The trail rating system
I've run into a person or two who have been a little confused by the trail rating system that we all take for granted. It's a topic that can be slightly confusing, mainly because not everyone follows the same scale, and trail difficulty can be a very subjective topic. An "easy" trail to me, might be a nightmare to someone else. In order to level the playing field, and make sure that everyone can pick their trails on the same scale, we need a common set of ratings.
A good example of an organization that had to tackle this problem in a very big way would be the folks at Jeep Jamboree USA. Participants attending a Jeep Jamboree might be hitting the trails for the first time, and might have no real idea of what their vehicle is capable of. So a system of rating trails is very important. Because of that, I'm basing this article on their system.
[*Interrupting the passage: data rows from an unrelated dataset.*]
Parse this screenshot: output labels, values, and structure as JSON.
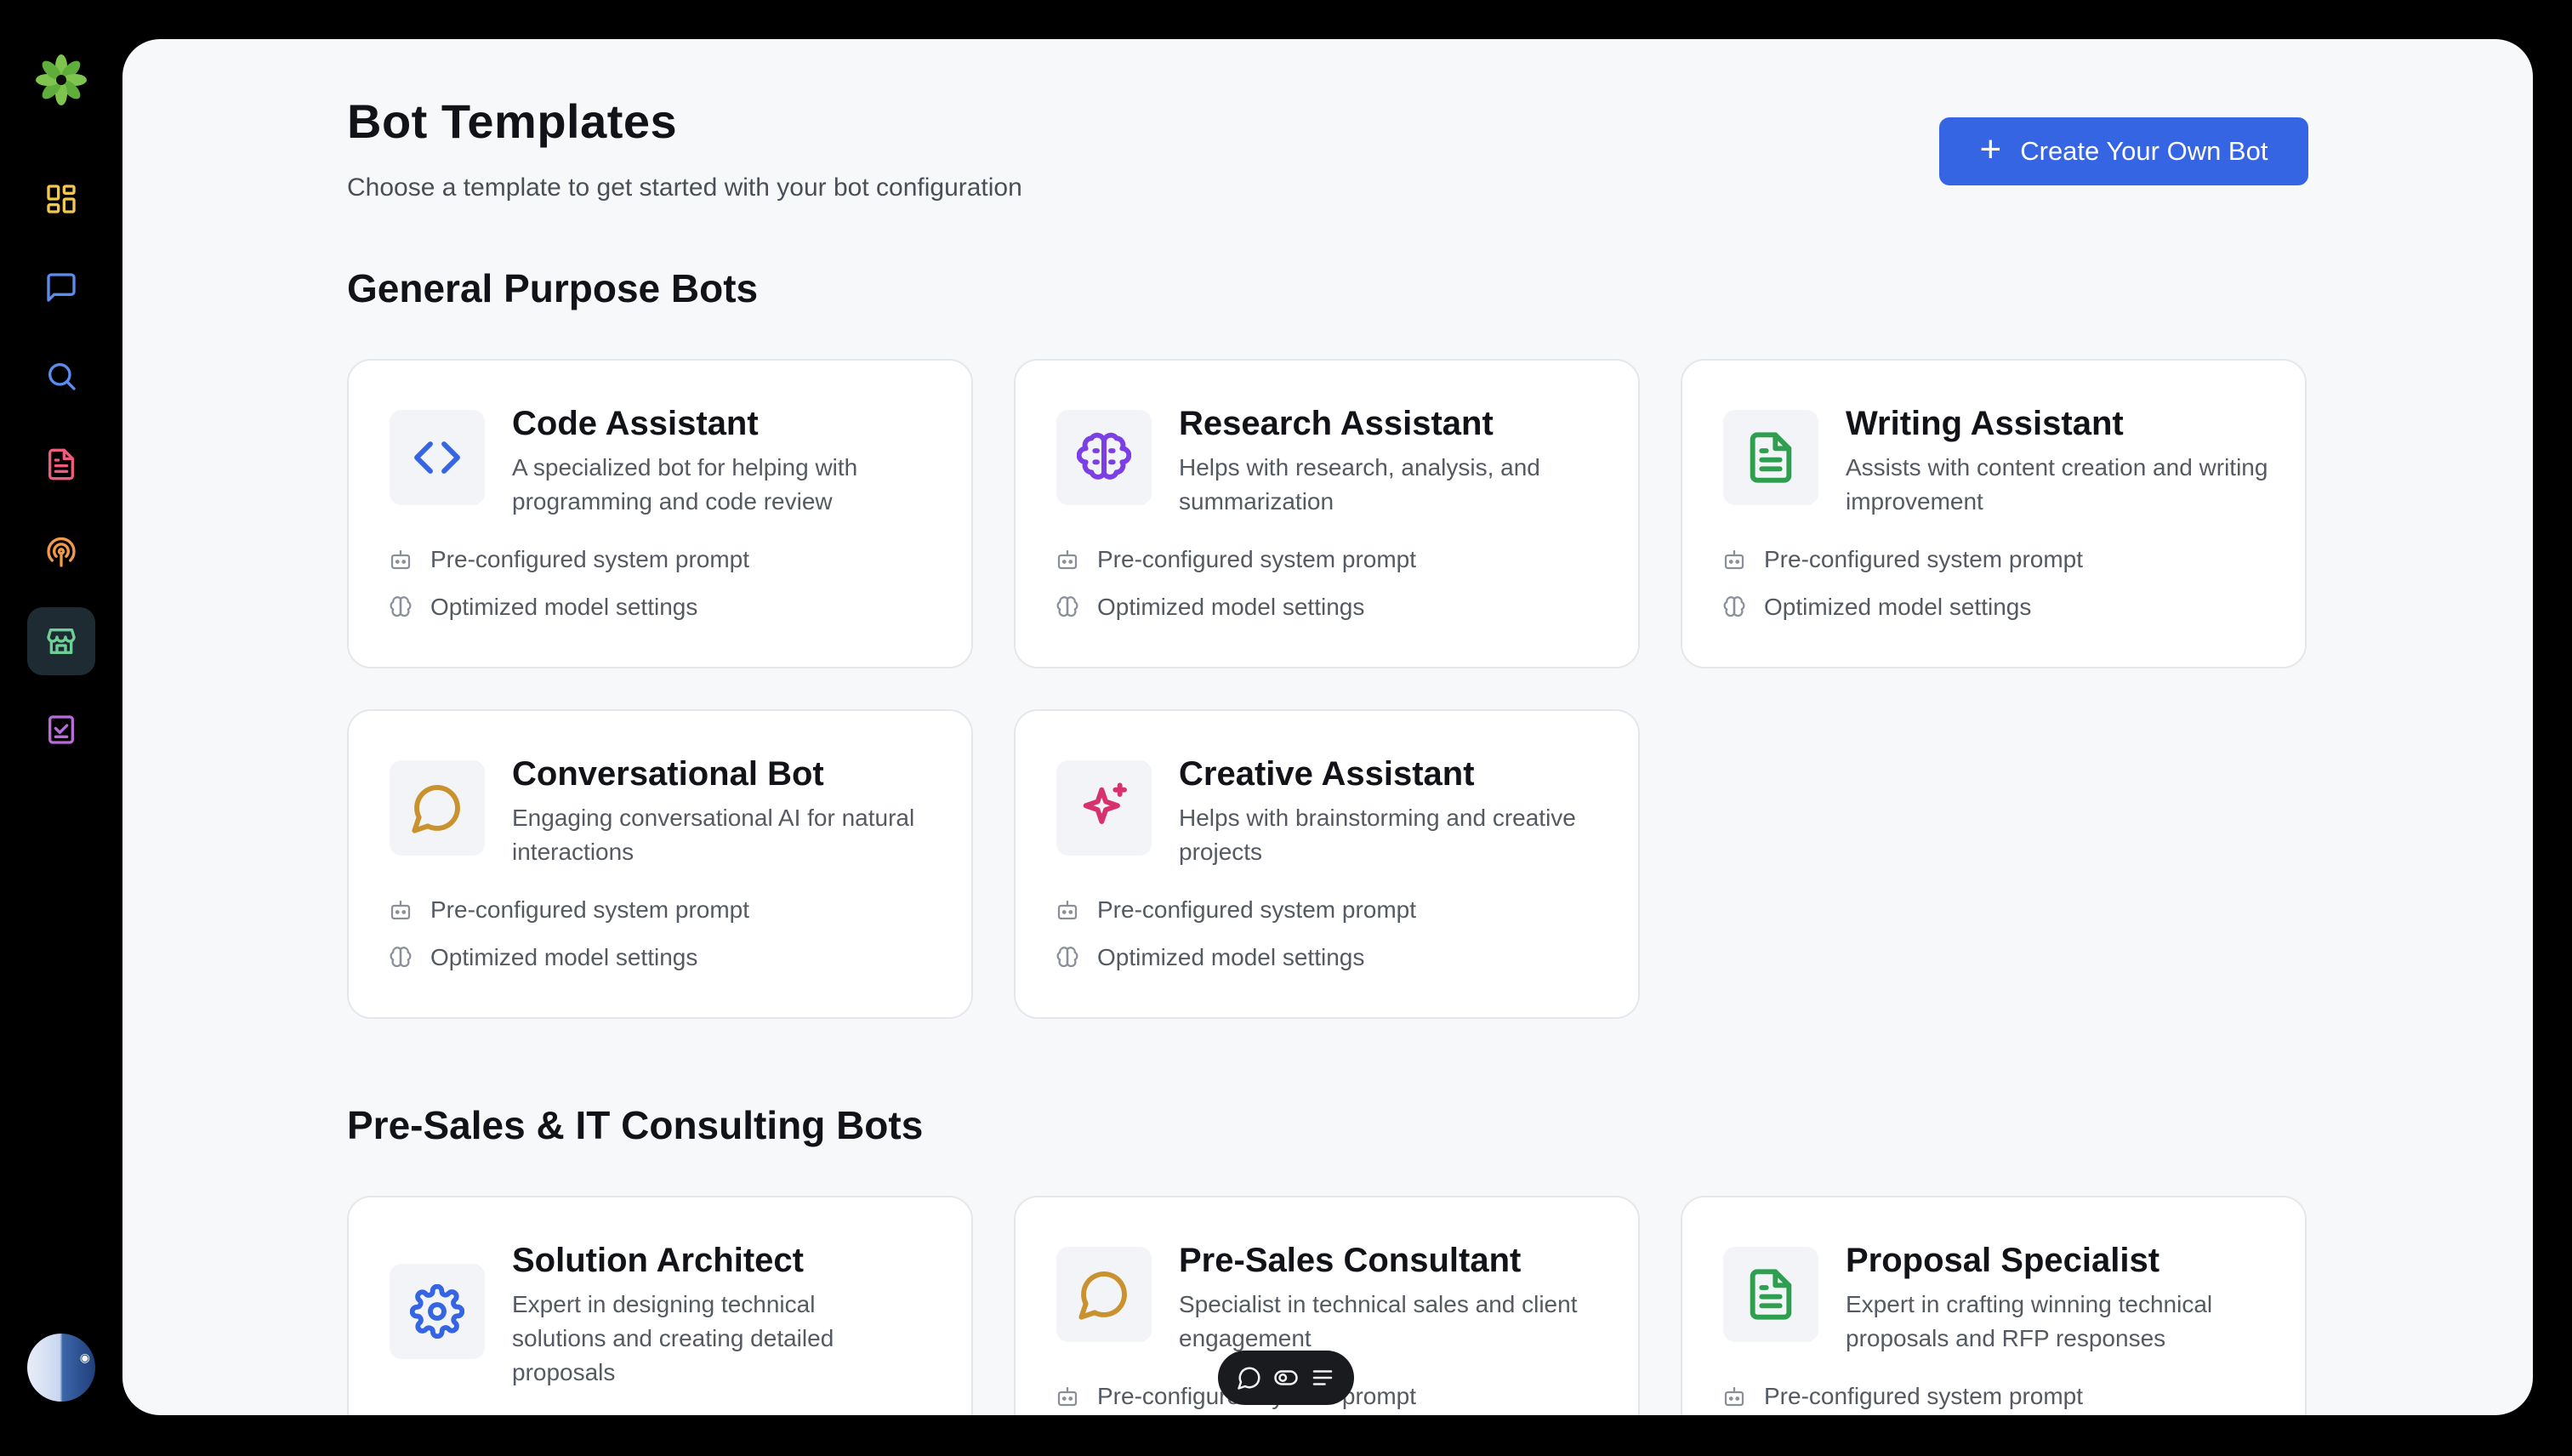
{
  "colors": {
    "accent": "#3565e3",
    "sidebar_bg": "#000000",
    "panel_bg": "#f7f8fa"
  },
  "sidebar": {
    "logo": "green-flower-logo",
    "items": [
      {
        "icon": "dashboard-icon",
        "color": "#f2c94c",
        "active": false
      },
      {
        "icon": "chat-icon",
        "color": "#5b8def",
        "active": false
      },
      {
        "icon": "search-icon",
        "color": "#5b8def",
        "active": false
      },
      {
        "icon": "document-icon",
        "color": "#ef5b7a",
        "active": false
      },
      {
        "icon": "podcast-icon",
        "color": "#f2994a",
        "active": false
      },
      {
        "icon": "store-icon",
        "color": "#6fcf97",
        "active": true
      },
      {
        "icon": "checklist-icon",
        "color": "#bb6bd9",
        "active": false
      }
    ],
    "avatar": "user-avatar"
  },
  "header": {
    "title": "Bot Templates",
    "subtitle": "Choose a template to get started with your bot configuration",
    "create_button": "Create Your Own Bot"
  },
  "sections": [
    {
      "title": "General Purpose Bots",
      "cards": [
        {
          "title": "Code Assistant",
          "description": "A specialized bot for helping with programming and code review",
          "icon": "code-icon",
          "icon_color": "#3565e3"
        },
        {
          "title": "Research Assistant",
          "description": "Helps with research, analysis, and summarization",
          "icon": "brain-icon",
          "icon_color": "#7b3fe4"
        },
        {
          "title": "Writing Assistant",
          "description": "Assists with content creation and writing improvement",
          "icon": "file-text-icon",
          "icon_color": "#2e9e4f"
        },
        {
          "title": "Conversational Bot",
          "description": "Engaging conversational AI for natural interactions",
          "icon": "message-circle-icon",
          "icon_color": "#c9922e"
        },
        {
          "title": "Creative Assistant",
          "description": "Helps with brainstorming and creative projects",
          "icon": "sparkles-icon",
          "icon_color": "#d6336c"
        }
      ]
    },
    {
      "title": "Pre-Sales & IT Consulting Bots",
      "cards": [
        {
          "title": "Solution Architect",
          "description": "Expert in designing technical solutions and creating detailed proposals",
          "icon": "settings-icon",
          "icon_color": "#3565e3"
        },
        {
          "title": "Pre-Sales Consultant",
          "description": "Specialist in technical sales and client engagement",
          "icon": "message-circle-icon",
          "icon_color": "#c9922e"
        },
        {
          "title": "Proposal Specialist",
          "description": "Expert in crafting winning technical proposals and RFP responses",
          "icon": "file-text-icon",
          "icon_color": "#2e9e4f"
        }
      ]
    }
  ],
  "features": {
    "system_prompt": "Pre-configured system prompt",
    "model_settings": "Optimized model settings"
  },
  "float_toolbar": {
    "icons": [
      "chat-bubble-icon",
      "toggle-icon",
      "list-icon"
    ]
  }
}
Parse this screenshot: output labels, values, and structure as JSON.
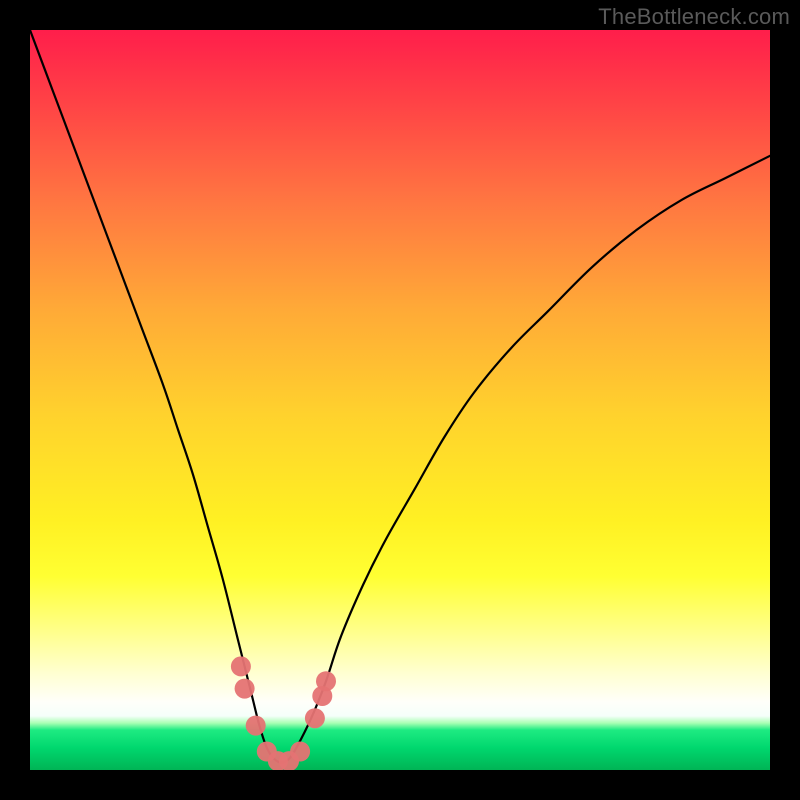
{
  "watermark": "TheBottleneck.com",
  "chart_data": {
    "type": "line",
    "title": "",
    "xlabel": "",
    "ylabel": "",
    "xlim": [
      0,
      100
    ],
    "ylim": [
      0,
      100
    ],
    "series": [
      {
        "name": "bottleneck-curve",
        "x": [
          0,
          3,
          6,
          9,
          12,
          15,
          18,
          20,
          22,
          24,
          26,
          28,
          30,
          31,
          32,
          33,
          34,
          35,
          36,
          38,
          40,
          42,
          45,
          48,
          52,
          56,
          60,
          65,
          70,
          76,
          82,
          88,
          94,
          100
        ],
        "y": [
          100,
          92,
          84,
          76,
          68,
          60,
          52,
          46,
          40,
          33,
          26,
          18,
          10,
          6,
          3,
          1.5,
          1,
          1.5,
          3,
          7,
          12,
          18,
          25,
          31,
          38,
          45,
          51,
          57,
          62,
          68,
          73,
          77,
          80,
          83
        ]
      }
    ],
    "markers": {
      "name": "highlighted-points",
      "points": [
        {
          "x": 28.5,
          "y": 14
        },
        {
          "x": 29.0,
          "y": 11
        },
        {
          "x": 30.5,
          "y": 6
        },
        {
          "x": 32.0,
          "y": 2.5
        },
        {
          "x": 33.5,
          "y": 1.2
        },
        {
          "x": 35.0,
          "y": 1.2
        },
        {
          "x": 36.5,
          "y": 2.5
        },
        {
          "x": 38.5,
          "y": 7
        },
        {
          "x": 39.5,
          "y": 10
        },
        {
          "x": 40.0,
          "y": 12
        }
      ]
    },
    "background_gradient": {
      "direction": "top-to-bottom",
      "stops": [
        {
          "pos": 0.0,
          "color": "#ff1e4b"
        },
        {
          "pos": 0.25,
          "color": "#ff7841"
        },
        {
          "pos": 0.55,
          "color": "#ffd22d"
        },
        {
          "pos": 0.78,
          "color": "#ffff32"
        },
        {
          "pos": 0.92,
          "color": "#ffffd2"
        },
        {
          "pos": 0.99,
          "color": "#aaffb4"
        },
        {
          "pos": 1.0,
          "color": "#00b455"
        }
      ]
    }
  }
}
They use a 1-10 scale, ten being the hardest. These numbers are then broken down into colors. Green, Blue, Yellow, Black, and Double Black. I'll break them down.
Green trails are usually just a step up from access roads. They should be fun, and slightly challenging for new off-roaders. Dirt roads, mud puddles, mild water crossings, small rocks, and wash-outs are what you can expect here. 4wd may be optional.
Blue trails are a step up from greens. Expect larger rocks, and tougher terrain. More driving skill is necessary, but a new driver in the right equipped vehicle shouldn't have too much trouble, with an experienced guide/spotter. 4wd high, and sometimes Low, will be required for blue trails.
Sometimes referred to as a "High Blue" yellow trails are a step between a blue and a black. More rocks, difficult terrain. At least one locker, and more use of 4-low is required here.
Black trails are usually for the experienced. A well equipped rig with a less eperienced driver behind the wheel, and a good guide, can complete a black trail, but you'll be in for a challenge. Minimum of one locker, and 4-low will be a must. Expect large boulders, your undercarriage will take some hits. Higher clearance and large tires are also very important.
The double-black, sometimes called a red, is as tough as they come. Lockers front and rear, large tires (35"+ minimum) and low gearing will be your friend here. Experienced drivers only, and a highly modified rig.